**Problem statement:** Each record has to be returned exactly as it appears.

**Working data:**
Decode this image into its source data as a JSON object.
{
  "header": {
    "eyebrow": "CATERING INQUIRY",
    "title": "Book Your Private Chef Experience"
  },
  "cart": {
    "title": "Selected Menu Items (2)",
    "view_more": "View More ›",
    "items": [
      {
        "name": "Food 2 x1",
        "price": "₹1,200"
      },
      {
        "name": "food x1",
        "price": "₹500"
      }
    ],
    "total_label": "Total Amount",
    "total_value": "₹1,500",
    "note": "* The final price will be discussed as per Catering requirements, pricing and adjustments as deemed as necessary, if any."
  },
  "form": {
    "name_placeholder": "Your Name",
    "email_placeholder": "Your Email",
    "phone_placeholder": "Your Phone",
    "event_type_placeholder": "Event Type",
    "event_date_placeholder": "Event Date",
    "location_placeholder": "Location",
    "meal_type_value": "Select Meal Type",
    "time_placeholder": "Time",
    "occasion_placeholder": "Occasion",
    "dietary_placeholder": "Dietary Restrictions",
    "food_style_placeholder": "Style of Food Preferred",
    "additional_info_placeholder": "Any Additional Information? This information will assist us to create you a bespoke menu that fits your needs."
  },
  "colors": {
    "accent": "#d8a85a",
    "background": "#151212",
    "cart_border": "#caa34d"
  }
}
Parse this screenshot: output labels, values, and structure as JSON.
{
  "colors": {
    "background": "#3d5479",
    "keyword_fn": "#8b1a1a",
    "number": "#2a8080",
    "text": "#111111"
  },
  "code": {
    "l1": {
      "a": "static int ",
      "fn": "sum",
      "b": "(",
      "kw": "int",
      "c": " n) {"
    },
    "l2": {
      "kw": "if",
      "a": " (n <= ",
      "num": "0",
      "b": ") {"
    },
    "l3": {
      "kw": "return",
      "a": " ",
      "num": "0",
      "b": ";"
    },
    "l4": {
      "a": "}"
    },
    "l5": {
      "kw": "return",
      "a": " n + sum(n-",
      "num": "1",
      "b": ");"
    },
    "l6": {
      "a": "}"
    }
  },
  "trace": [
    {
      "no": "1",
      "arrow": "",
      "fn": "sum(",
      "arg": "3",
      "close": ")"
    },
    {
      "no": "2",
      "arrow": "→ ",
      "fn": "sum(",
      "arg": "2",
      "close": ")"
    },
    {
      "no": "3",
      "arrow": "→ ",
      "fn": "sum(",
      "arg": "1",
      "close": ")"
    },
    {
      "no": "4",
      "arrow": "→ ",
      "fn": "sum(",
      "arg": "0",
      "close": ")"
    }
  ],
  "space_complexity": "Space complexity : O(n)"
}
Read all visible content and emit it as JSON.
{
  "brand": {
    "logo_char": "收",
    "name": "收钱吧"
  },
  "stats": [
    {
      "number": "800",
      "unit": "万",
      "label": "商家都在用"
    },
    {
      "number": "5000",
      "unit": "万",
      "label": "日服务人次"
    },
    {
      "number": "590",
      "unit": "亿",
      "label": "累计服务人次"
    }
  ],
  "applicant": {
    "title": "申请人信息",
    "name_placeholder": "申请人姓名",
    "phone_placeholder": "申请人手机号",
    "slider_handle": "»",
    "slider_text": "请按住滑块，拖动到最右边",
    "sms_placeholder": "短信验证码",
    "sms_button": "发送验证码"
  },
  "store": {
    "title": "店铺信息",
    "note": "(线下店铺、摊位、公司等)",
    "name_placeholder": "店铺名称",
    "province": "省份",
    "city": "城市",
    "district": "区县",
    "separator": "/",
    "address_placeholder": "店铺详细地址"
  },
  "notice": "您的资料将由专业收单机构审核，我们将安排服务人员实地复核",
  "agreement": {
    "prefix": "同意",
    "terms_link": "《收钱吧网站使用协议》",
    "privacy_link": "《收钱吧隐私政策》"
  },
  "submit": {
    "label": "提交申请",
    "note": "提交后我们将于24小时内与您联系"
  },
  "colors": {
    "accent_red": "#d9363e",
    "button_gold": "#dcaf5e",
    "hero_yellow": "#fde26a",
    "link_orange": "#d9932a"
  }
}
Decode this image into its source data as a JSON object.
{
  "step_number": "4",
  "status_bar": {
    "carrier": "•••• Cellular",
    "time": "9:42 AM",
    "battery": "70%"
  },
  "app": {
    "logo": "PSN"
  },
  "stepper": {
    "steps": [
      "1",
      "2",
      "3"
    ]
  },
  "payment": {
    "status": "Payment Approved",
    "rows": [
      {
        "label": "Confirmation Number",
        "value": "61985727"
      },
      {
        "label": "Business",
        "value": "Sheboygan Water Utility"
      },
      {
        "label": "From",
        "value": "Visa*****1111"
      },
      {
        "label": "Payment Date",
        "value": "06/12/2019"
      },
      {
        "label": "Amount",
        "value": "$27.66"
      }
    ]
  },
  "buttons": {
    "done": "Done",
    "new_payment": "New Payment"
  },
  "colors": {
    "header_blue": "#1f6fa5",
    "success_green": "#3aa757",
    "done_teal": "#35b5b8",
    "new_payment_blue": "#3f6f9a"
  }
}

**Your solution:**
Decode this image into its source data as a JSON object.
{
  "header": {
    "eyebrow": "CATERING INQUIRY",
    "title": "Book Your Private Chef Experience"
  },
  "cart": {
    "title": "Selected Menu Items (2)",
    "view_more": "View More ›",
    "items": [
      {
        "name": "Food 2 x1",
        "price": "₹1,200"
      },
      {
        "name": "food x1",
        "price": "₹500"
      }
    ],
    "total_label": "Total Amount",
    "total_value": "₹1,500",
    "note": "* The final price will be discussed as per Catering requirements, pricing and adjustments as deemed as necessary, if any."
  },
  "form": {
    "name_placeholder": "Your Name",
    "email_placeholder": "Your Email",
    "phone_placeholder": "Your Phone",
    "event_type_placeholder": "Event Type",
    "event_date_placeholder": "Event Date",
    "location_placeholder": "Location",
    "meal_type_value": "Select Meal Type",
    "time_placeholder": "Time",
    "occasion_placeholder": "Occasion",
    "dietary_placeholder": "Dietary Restrictions",
    "food_style_placeholder": "Style of Food Preferred",
    "additional_info_placeholder": "Any Additional Information? This information will assist us to create you a bespoke menu that fits your needs."
  },
  "colors": {
    "accent": "#d8a85a",
    "background": "#151212",
    "cart_border": "#caa34d"
  }
}
Parse this screenshot: output labels, values, and structure as JSON.
{
  "colors": {
    "background": "#3d5479",
    "keyword_fn": "#8b1a1a",
    "number": "#2a8080",
    "text": "#111111"
  },
  "code": {
    "l1": {
      "a": "static int ",
      "fn": "sum",
      "b": "(",
      "kw": "int",
      "c": " n) {"
    },
    "l2": {
      "kw": "if",
      "a": " (n <= ",
      "num": "0",
      "b": ") {"
    },
    "l3": {
      "kw": "return",
      "a": " ",
      "num": "0",
      "b": ";"
    },
    "l4": {
      "a": "}"
    },
    "l5": {
      "kw": "return",
      "a": " n + sum(n-",
      "num": "1",
      "b": ");"
    },
    "l6": {
      "a": "}"
    }
  },
  "trace": [
    {
      "no": "1",
      "arrow": "",
      "fn": "sum(",
      "arg": "3",
      "close": ")"
    },
    {
      "no": "2",
      "arrow": "→ ",
      "fn": "sum(",
      "arg": "2",
      "close": ")"
    },
    {
      "no": "3",
      "arrow": "→ ",
      "fn": "sum(",
      "arg": "1",
      "close": ")"
    },
    {
      "no": "4",
      "arrow": "→ ",
      "fn": "sum(",
      "arg": "0",
      "close": ")"
    }
  ],
  "space_complexity": "Space complexity : O(n)"
}
Read all visible content and emit it as JSON.
{
  "brand": {
    "logo_char": "收",
    "name": "收钱吧"
  },
  "stats": [
    {
      "number": "800",
      "unit": "万",
      "label": "商家都在用"
    },
    {
      "number": "5000",
      "unit": "万",
      "label": "日服务人次"
    },
    {
      "number": "590",
      "unit": "亿",
      "label": "累计服务人次"
    }
  ],
  "applicant": {
    "title": "申请人信息",
    "name_placeholder": "申请人姓名",
    "phone_placeholder": "申请人手机号",
    "slider_handle": "»",
    "slider_text": "请按住滑块，拖动到最右边",
    "sms_placeholder": "短信验证码",
    "sms_button": "发送验证码"
  },
  "store": {
    "title": "店铺信息",
    "note": "(线下店铺、摊位、公司等)",
    "name_placeholder": "店铺名称",
    "province": "省份",
    "city": "城市",
    "district": "区县",
    "separator": "/",
    "address_placeholder": "店铺详细地址"
  },
  "notice": "您的资料将由专业收单机构审核，我们将安排服务人员实地复核",
  "agreement": {
    "prefix": "同意",
    "terms_link": "《收钱吧网站使用协议》",
    "privacy_link": "《收钱吧隐私政策》"
  },
  "submit": {
    "label": "提交申请",
    "note": "提交后我们将于24小时内与您联系"
  },
  "colors": {
    "accent_red": "#d9363e",
    "button_gold": "#dcaf5e",
    "hero_yellow": "#fde26a",
    "link_orange": "#d9932a"
  }
}
Decode this image into its source data as a JSON object.
{
  "step_number": "4",
  "status_bar": {
    "carrier": "•••• Cellular",
    "time": "9:42 AM",
    "battery": "70%"
  },
  "app": {
    "logo": "PSN"
  },
  "stepper": {
    "steps": [
      "1",
      "2",
      "3"
    ]
  },
  "payment": {
    "status": "Payment Approved",
    "rows": [
      {
        "label": "Confirmation Number",
        "value": "61985727"
      },
      {
        "label": "Business",
        "value": "Sheboygan Water Utility"
      },
      {
        "label": "From",
        "value": "Visa*****1111"
      },
      {
        "label": "Payment Date",
        "value": "06/12/2019"
      },
      {
        "label": "Amount",
        "value": "$27.66"
      }
    ]
  },
  "buttons": {
    "done": "Done",
    "new_payment": "New Payment"
  },
  "colors": {
    "header_blue": "#1f6fa5",
    "success_green": "#3aa757",
    "done_teal": "#35b5b8",
    "new_payment_blue": "#3f6f9a"
  }
}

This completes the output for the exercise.